The leader ship of the Church of the late first century and the early second century had to confront the issues associated with an expanding organization. Similar to the problems of growing business. As it enlarges and spreads across the Greco-Roman world, the bishops and leaders of the Church, which is in itself a new term, have to try to control problems arising in all of the different communities. They do so by establishing leaders in each parish that try to enforce the rules and life style of Christianity. The communal followings stay in contact with the larger Church by exchange of letters too.
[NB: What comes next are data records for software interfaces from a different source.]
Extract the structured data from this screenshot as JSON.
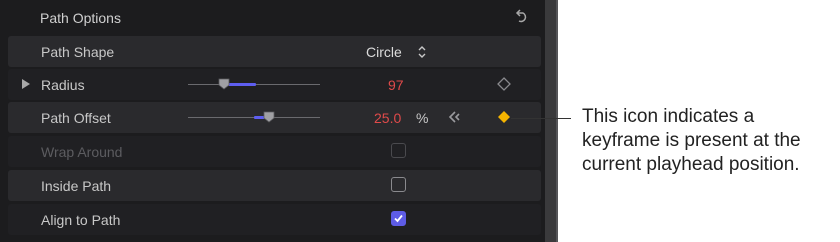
{
  "header": {
    "title": "Path Options",
    "reset_icon": "reset-arrow-icon"
  },
  "rows": {
    "path_shape": {
      "label": "Path Shape",
      "value": "Circle"
    },
    "radius": {
      "label": "Radius",
      "value": "97",
      "slider_fraction": 0.27
    },
    "path_offset": {
      "label": "Path Offset",
      "value": "25.0",
      "unit": "%",
      "slider_fraction": 0.6
    },
    "wrap_around": {
      "label": "Wrap Around",
      "checked": false,
      "enabled": false
    },
    "inside_path": {
      "label": "Inside Path",
      "checked": false,
      "enabled": true
    },
    "align_to_path": {
      "label": "Align to Path",
      "checked": true,
      "enabled": true
    }
  },
  "callout": {
    "line1": "This icon indicates a",
    "line2": "keyframe is present at the",
    "line3": "current playhead position."
  },
  "colors": {
    "accent": "#5e5ce6",
    "value_red": "#e04a4a",
    "keyframe_yellow": "#f5b400"
  }
}
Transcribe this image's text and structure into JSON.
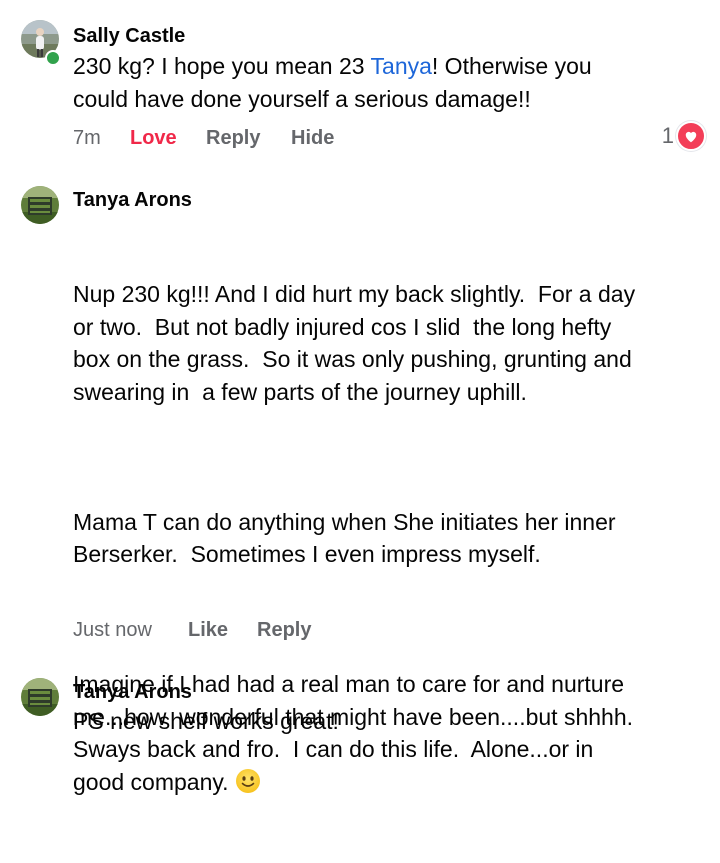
{
  "comments": [
    {
      "author": "Sally Castle",
      "online": true,
      "text_before_mention": "230 kg? I hope you mean 23 ",
      "mention": "Tanya",
      "text_after_mention": "! Otherwise you\ncould have done yourself a serious damage!!",
      "time": "7m",
      "love_label": "Love",
      "reply_label": "Reply",
      "hide_label": "Hide",
      "reaction_count": "1",
      "reaction_icon": "heart-icon"
    },
    {
      "author": "Tanya Arons",
      "paragraph1": "Nup 230 kg!!! And I did hurt my back slightly.  For a day\nor two.  But not badly injured cos I slid  the long hefty\nbox on the grass.  So it was only pushing, grunting and\nswearing in  a few parts of the journey uphill.",
      "paragraph2": "Mama T can do anything when She initiates her inner\nBerserker.  Sometimes I even impress myself.",
      "paragraph3": "Imagine if I had had a real man to care for and nurture\nme...how  wonderful that might have been....but shhhh.\nSways back and fro.  I can do this life.  Alone...or in\ngood company. ",
      "emoji": "slightly-smiling-face-emoji",
      "time": "Just now",
      "like_label": "Like",
      "reply_label": "Reply"
    },
    {
      "author": "Tanya Arons",
      "text": "PS new shelf works great!"
    }
  ],
  "colors": {
    "mention": "#1d66d9",
    "love": "#f02849",
    "meta": "#65676b",
    "online": "#31a24c",
    "heart_badge": "#f33e58"
  }
}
In the excerpt of the Didache that we read, it seems that one of the larger problems that the Church is facing is the attempts of people to take advantages of communities by imitating prophets. People come into the village, pretend to be inspired by God, do false preaching, and then ask for money or other goods in return. To conflict this problem, the Church sent out letter to its followers trying to give advice in order to tell a false prophet from true prophet, and how to treat each accordingly. One example was that if the prophet asks for money upon leaving, he probably was just a thief. The problem with this type of recognition was that you could only discern a phony from a real prophet after you opened up your house or village to them, and treated them well. They basically already got what they wanted. In order to confront this, I believe the Church may have needed to place more bishops or deacons in proportion to the growing number of followers in order to help maintain order as the Church grew and became more organized over the centuries.